Mr. Holland

Will my right hon. Friend accept that the CBI and the TUC are not the only bodies in industry which can make a valuable contribution? In drafting the legislation, will he avoid the twin pitfalls of a narrow base and selective application?

Mr. Macmillan

Yes. It is important to recognise that there are a number of other people involved, not least because of the Robens Report, in which one of the main objects of unification was to avoid the confusion that the general public has had in dealing with dangers to health and safety not only for people at work but for those surrounding places of work as a result of activities carried on in factories and other establishments.

Mr. Molloy

Is the right hon. Gentleman prepared to look at the Adjournment debate on the sweat-shop activities in greater London, in which he will discover reference made to the paucity of inspectors which allows the growth of sweat shops with increasing danger to life and limb of those working in them?

Mr. Macmillan

I will look at that debate again. The number of factories inspectors which may be required in the future is one of the major questions that the commission will have to deal with when it is established.

Mr. Adam Butler

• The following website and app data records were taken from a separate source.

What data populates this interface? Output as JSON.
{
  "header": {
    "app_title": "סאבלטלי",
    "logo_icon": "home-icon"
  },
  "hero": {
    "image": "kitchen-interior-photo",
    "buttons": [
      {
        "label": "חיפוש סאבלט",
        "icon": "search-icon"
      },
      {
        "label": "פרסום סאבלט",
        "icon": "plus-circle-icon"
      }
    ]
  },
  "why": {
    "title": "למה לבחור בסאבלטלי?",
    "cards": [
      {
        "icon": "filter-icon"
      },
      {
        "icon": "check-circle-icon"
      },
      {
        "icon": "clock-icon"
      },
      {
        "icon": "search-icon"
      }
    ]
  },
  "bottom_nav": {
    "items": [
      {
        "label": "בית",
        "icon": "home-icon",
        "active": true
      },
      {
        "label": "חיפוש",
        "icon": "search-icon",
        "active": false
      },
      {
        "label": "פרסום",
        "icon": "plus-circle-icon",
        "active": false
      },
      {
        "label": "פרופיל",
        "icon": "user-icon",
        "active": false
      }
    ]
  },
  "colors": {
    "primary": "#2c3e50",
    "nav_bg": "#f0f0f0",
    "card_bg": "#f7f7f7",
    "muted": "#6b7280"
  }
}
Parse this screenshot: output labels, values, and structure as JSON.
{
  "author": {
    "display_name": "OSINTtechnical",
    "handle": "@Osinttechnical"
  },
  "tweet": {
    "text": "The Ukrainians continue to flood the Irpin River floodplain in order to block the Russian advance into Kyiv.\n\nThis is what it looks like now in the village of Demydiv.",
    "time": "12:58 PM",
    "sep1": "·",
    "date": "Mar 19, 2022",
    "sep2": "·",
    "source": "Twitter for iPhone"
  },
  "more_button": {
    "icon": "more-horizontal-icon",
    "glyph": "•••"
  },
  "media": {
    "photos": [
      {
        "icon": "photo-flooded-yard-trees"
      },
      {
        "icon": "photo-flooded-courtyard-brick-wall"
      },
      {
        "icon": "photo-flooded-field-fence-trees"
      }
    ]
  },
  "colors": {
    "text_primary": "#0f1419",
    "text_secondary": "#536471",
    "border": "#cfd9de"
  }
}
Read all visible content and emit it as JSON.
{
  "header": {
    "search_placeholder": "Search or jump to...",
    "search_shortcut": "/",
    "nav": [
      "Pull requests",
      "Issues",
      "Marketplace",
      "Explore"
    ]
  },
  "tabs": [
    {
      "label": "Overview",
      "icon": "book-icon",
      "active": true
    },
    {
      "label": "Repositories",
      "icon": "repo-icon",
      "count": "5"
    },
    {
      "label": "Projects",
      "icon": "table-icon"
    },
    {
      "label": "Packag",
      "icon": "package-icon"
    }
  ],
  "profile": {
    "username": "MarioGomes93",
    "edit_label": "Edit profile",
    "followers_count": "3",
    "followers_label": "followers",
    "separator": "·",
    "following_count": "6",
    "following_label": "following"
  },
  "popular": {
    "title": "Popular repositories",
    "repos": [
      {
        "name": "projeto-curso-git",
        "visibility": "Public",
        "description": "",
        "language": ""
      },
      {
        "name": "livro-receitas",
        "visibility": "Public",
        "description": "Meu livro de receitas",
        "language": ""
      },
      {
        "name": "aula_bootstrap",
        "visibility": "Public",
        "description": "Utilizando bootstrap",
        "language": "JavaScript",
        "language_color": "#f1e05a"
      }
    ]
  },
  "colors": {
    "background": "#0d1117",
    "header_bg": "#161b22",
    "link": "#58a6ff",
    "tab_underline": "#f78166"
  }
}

Does my right hon. Friend intend to follow the Robens recommendation about the need for a statutory obligation on employers to consult their workpeople? Does he agree that the shop floor has a great deal to contribute in this matter? Will he consider setting up some form of statutory factory safety committees?

Mr. Macmillan

I will consider that. It is important to recognise that the Government have accepted one of the major points in the Robens Report, that it is essential to involve workpeople in conditions about safety and health at work. I agree that the consultations which my hon. Friend suggests should be undertaken.

Mr. Harold Walker

Does the right hon. Gentleman recognise that his hon. Friend the Member for Banbury (Mr. Marten) has put his finger on one of the central anxieties arising from the statement on 21st May by the Under-Secretary of State? I refer, of course, to the problems arising from expanding the scope of legislation to cover all those in employ- ment and the public who are at risk as well without a commitment to increase the size of the inspectorate. This is bound to impose on the inspectorate an intolerably increased burden which will be borne satisfactorily only if the inspectorate is expanded or by introducing a system of worker safety representatives such as that advocated by a number of my right hon. and hon. Friends.

Mr. Macmillan

I do not deny the value of what Opposition Members have put fonward. But the hon. Gentleman has mistaken the point, which is that the authority should be centralised. This is achieved by bringing under the aegis of one central authority the existing inspectorate—factories, mines and alkali. No extra work will be put on the organisation. It is simply a matter of getting its work organised more coherently. There will be some savings. There will be a greater capacity and ability in terms of centralised research and so on and a greater capacity to consult and to share expertise.